During the control stage, the control program causes the touch-sensitive display 9 to display screen pages similar to those displayed during the configuration stage (nevertheless the fields are already filled in, as configured). In order to enable proper operation of the control to be monitored at sight, the control program displays the actions it has accomplished and those that it is currently executing. When an action is finished by an operational unit, this fact is indicated, for example by a change of color on such a screen page, while actions that are currently being performed or that have not yet finished are indicated by flashing, for example.
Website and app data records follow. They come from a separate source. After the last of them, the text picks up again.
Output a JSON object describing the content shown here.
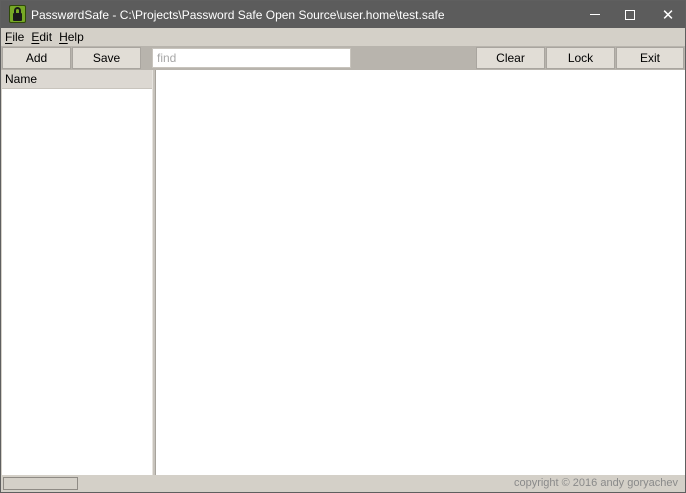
{
  "window": {
    "title": "PasswørdSafe - C:\\Projects\\Password Safe Open Source\\user.home\\test.safe",
    "app_icon": "padlock-icon",
    "controls": {
      "minimize": "minimize-icon",
      "maximize": "maximize-icon",
      "close_glyph": "✕"
    }
  },
  "menu": {
    "file": {
      "mnemonic": "F",
      "rest": "ile"
    },
    "edit": {
      "mnemonic": "E",
      "rest": "dit"
    },
    "help": {
      "mnemonic": "H",
      "rest": "elp"
    }
  },
  "toolbar": {
    "add_label": "Add",
    "save_label": "Save",
    "find_placeholder": "find",
    "find_value": "",
    "clear_label": "Clear",
    "lock_label": "Lock",
    "exit_label": "Exit"
  },
  "list": {
    "column_header": "Name",
    "items": []
  },
  "status": {
    "progress": 0,
    "copyright": "copyright © 2016 andy goryachev"
  },
  "colors": {
    "titlebar": "#5c5c5c",
    "toolbar": "#b8b4ad",
    "chrome": "#d4d0c8",
    "icon_green": "#77a826"
  }
}
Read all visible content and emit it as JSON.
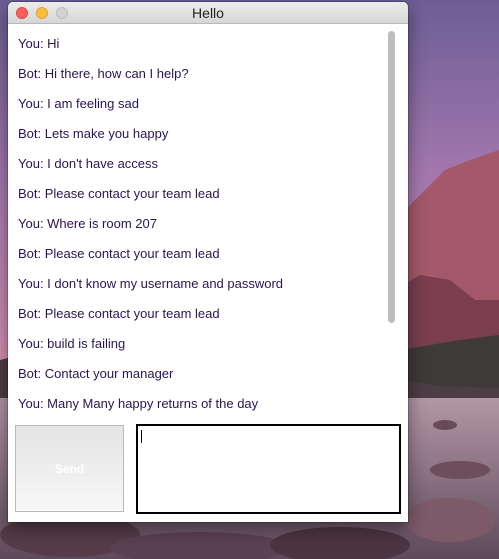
{
  "window": {
    "title": "Hello",
    "controls": {
      "close": "close-icon",
      "minimize": "minimize-icon",
      "zoom": "zoom-icon"
    }
  },
  "chat": {
    "messages": [
      "You: Hi",
      "Bot: Hi there, how can I help?",
      "You: I am feeling sad",
      "Bot: Lets make you happy",
      "You: I don't have access",
      "Bot: Please contact your team lead",
      "You: Where is room 207",
      "Bot: Please contact your team lead",
      "You: I don't know my username and password",
      "Bot: Please contact your team lead",
      "You: build is failing",
      "Bot: Contact your manager",
      "You: Many Many happy returns of the day"
    ]
  },
  "composer": {
    "send_label": "Send",
    "input_value": ""
  },
  "colors": {
    "message_text": "#2a1550",
    "close": "#fc605b",
    "minimize": "#fdbc40",
    "zoom_inactive": "#d2d2d2"
  }
}
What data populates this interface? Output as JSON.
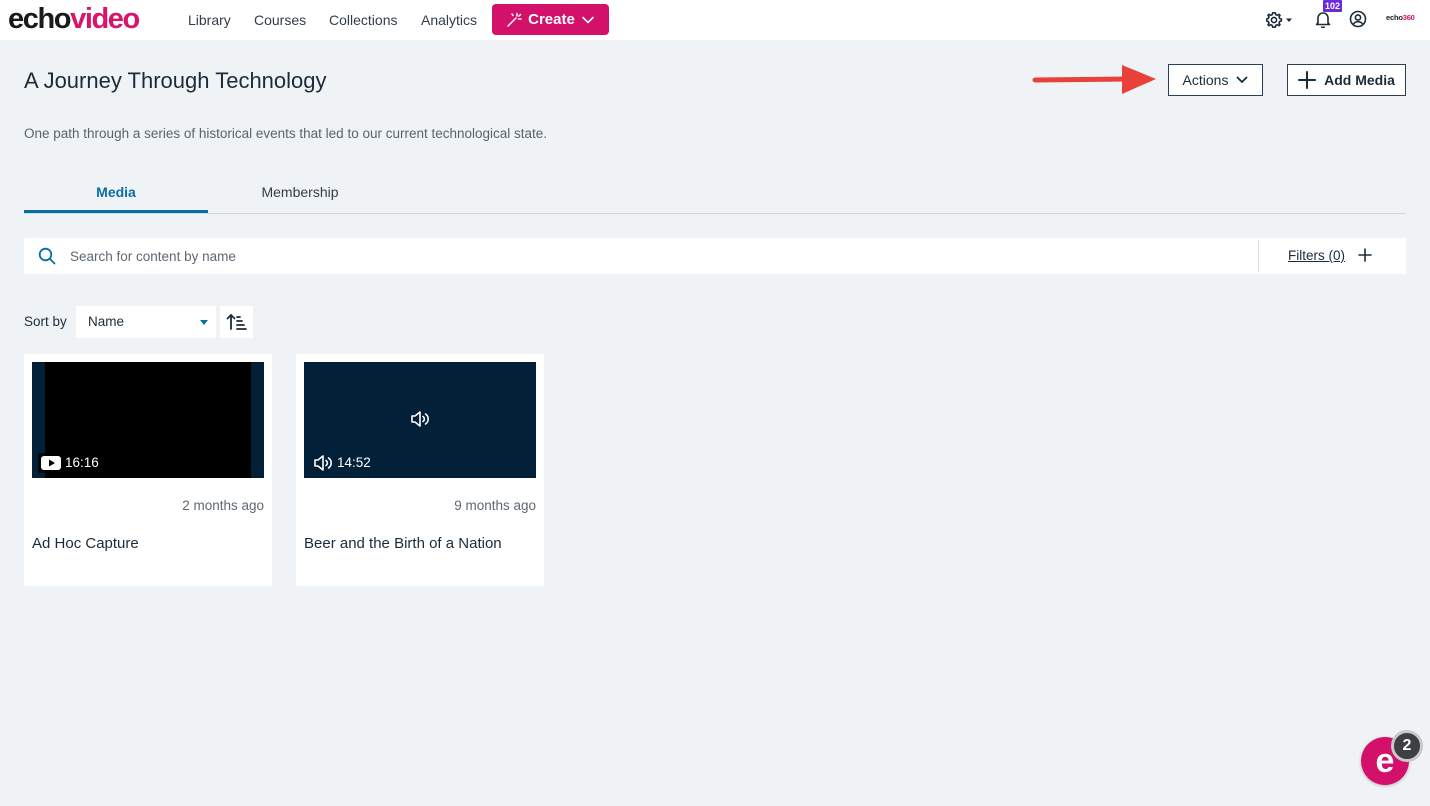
{
  "nav": {
    "logo_echo": "echo",
    "logo_video": "video",
    "links": [
      "Library",
      "Courses",
      "Collections",
      "Analytics"
    ],
    "create_label": "Create",
    "notification_count": "102",
    "brand_mini_prefix": "echo",
    "brand_mini_suffix": "360"
  },
  "header": {
    "title": "A Journey Through Technology",
    "description": "One path through a series of historical events that led to our current technological state.",
    "actions_label": "Actions",
    "add_media_label": "Add Media"
  },
  "tabs": [
    {
      "label": "Media",
      "active": true
    },
    {
      "label": "Membership",
      "active": false
    }
  ],
  "search": {
    "placeholder": "Search for content by name",
    "value": "",
    "filters_label": "Filters (0)"
  },
  "sort": {
    "label": "Sort by",
    "selected": "Name"
  },
  "media": [
    {
      "title": "Ad Hoc Capture",
      "duration": "16:16",
      "age": "2 months ago",
      "kind": "video-icon"
    },
    {
      "title": "Beer and the Birth of a Nation",
      "duration": "14:52",
      "age": "9 months ago",
      "kind": "speaker-icon"
    }
  ],
  "help": {
    "icon_letter": "e",
    "count": "2"
  },
  "colors": {
    "brand_pink": "#d3116a",
    "accent_blue": "#0a6ea4",
    "badge_purple": "#6b2bd9",
    "annotation_red": "#e8413a"
  }
}
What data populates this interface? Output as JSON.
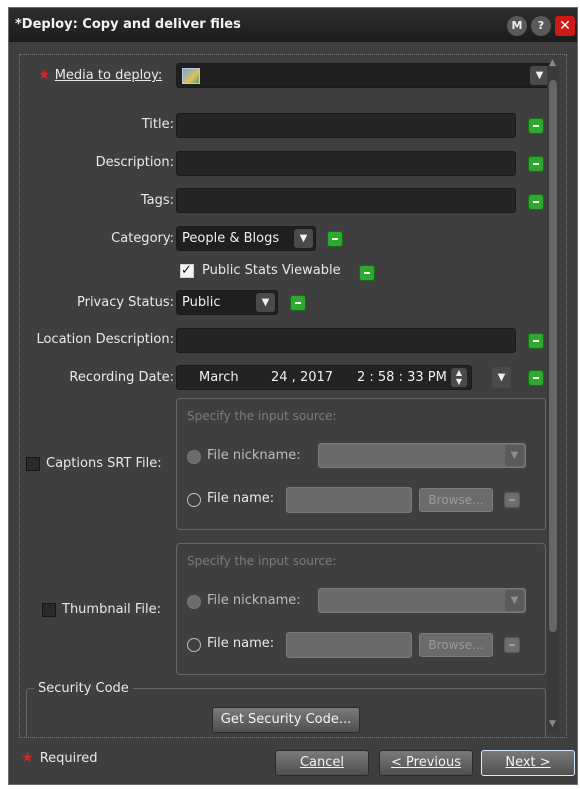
{
  "window": {
    "title": "*Deploy: Copy and deliver files",
    "help_m": "M",
    "help_q": "?",
    "close": "✕"
  },
  "form": {
    "media_label": "Media to deploy:",
    "title_label": "Title:",
    "description_label": "Description:",
    "tags_label": "Tags:",
    "category_label": "Category:",
    "category_value": "People & Blogs",
    "public_stats_label": "Public Stats Viewable",
    "privacy_label": "Privacy Status:",
    "privacy_value": "Public",
    "location_label": "Location Description:",
    "recording_date_label": "Recording Date:",
    "recording_month": "March",
    "recording_day": "24 , 2017",
    "recording_time": "2 : 58 : 33  PM"
  },
  "captions": {
    "label": "Captions SRT File:",
    "hint": "Specify the input source:",
    "nickname_label": "File nickname:",
    "filename_label": "File name:",
    "browse_label": "Browse..."
  },
  "thumbnail": {
    "label": "Thumbnail File:",
    "hint": "Specify the input source:",
    "nickname_label": "File nickname:",
    "filename_label": "File name:",
    "browse_label": "Browse..."
  },
  "security": {
    "group_label": "Security Code",
    "button_label": "Get Security Code..."
  },
  "footer": {
    "required_label": "Required",
    "cancel_label": "Cancel",
    "previous_label": "< Previous",
    "next_label": "Next >"
  },
  "icons": {
    "required_star": "★",
    "dropdown": "chevron-down-icon",
    "spinner": "spinner-icon",
    "media": "media-file-icon"
  },
  "colors": {
    "background": "#3f3f3f",
    "title_bar": "#1c1c1c",
    "field": "#252525",
    "green_button": "#2fa82f",
    "required_star": "#e02020",
    "close_button": "#d01818"
  }
}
When the execution of an action exceeds a predetermined normal execution time, a visible warning is displayed on the screen and a warning signal is sent to a supervisor station or to premises for maintenance personnel by means of an electrical connection of the Ethernet local network type or of some other type.

Furthermore, a line is displayed for showing the content of files on the screen in order to help find a possible cause for the time overrun and solve the problem that has arisen.

By way of example, the file in question is a two-dimensional (2D) or three-dimensional (3D) image of the operational unit in respect of which the system is waiting for an event or the end of an action. Advantageously, the image also has a pointer displayed thereon to designate the component from which a change of state is expected (such as the end-of-stroke sensor of an actuator, a safety device, . . . ). Said files may also contain:

an electrical schematic for the unit;

plans showing the structure of the unit; and/or

any other information useful in restarting the sequencing of actions.

Preferably, another window is displayed showing the history of error messages and the dates and times at which they were issued. Still further windows can be displayed in order to give access:

to the history of states (stopped, in normal operation, waiting for workpieces, . . . );

to curves and other statistical indicators concerning the performance of work stations and/or operational units; and/or

to error files stored in the control cabinets of the robots or other operational units (when the operational units include control cabinets that are connected to a computer network).

Naturally, the embodiment described above is very simple in order to make the method easier to understand. In practice, the number of sequences that can be performed by a work station is much greater, particularly when the number of operational units therein is large.

It will be understood that the control program, prior to configuration, is identical for all of the work stations in a production line. This makes the line more modular and makes the stations more interchangeable.

Naturally, the invention is not restricted to the embodiment described and variants can be applied thereto without going beyond the ambit of the invention as defined by the claims.

In particular, the structure of the work station is described herein solely in order to enable the method to be understood and the method is not limited in any way thereto. The work station can thus have a structure that is different from that described and can include some other number of operational units and/or some other number of different types of operational units.

The program sub-portions mentioned in the above description of an embodiment may either be specifically portions of a single program, or they may be subprograms of a main program, or they may be slave programs controlled by a master program, . . . . The control program may have a structure that is different from that described.

The program sub-portions may correspond to an entire sequence of actions for one or more operational units, or to a portion only thereof. The robots used may for example have a number of axes other than six.

The configuration stage could be performed away from the work station.

It is possible to use an I/O device that is different from a touch-sensitive screen, and for example it is possible to use a keyboard, a mouse, and a screen, a touch-sensitive screen and a display screen, or a touch-sensitive display screen, . . . . The I/O device may be arranged to be connectable to a plurality of controllers in order to configure the control programs thereof.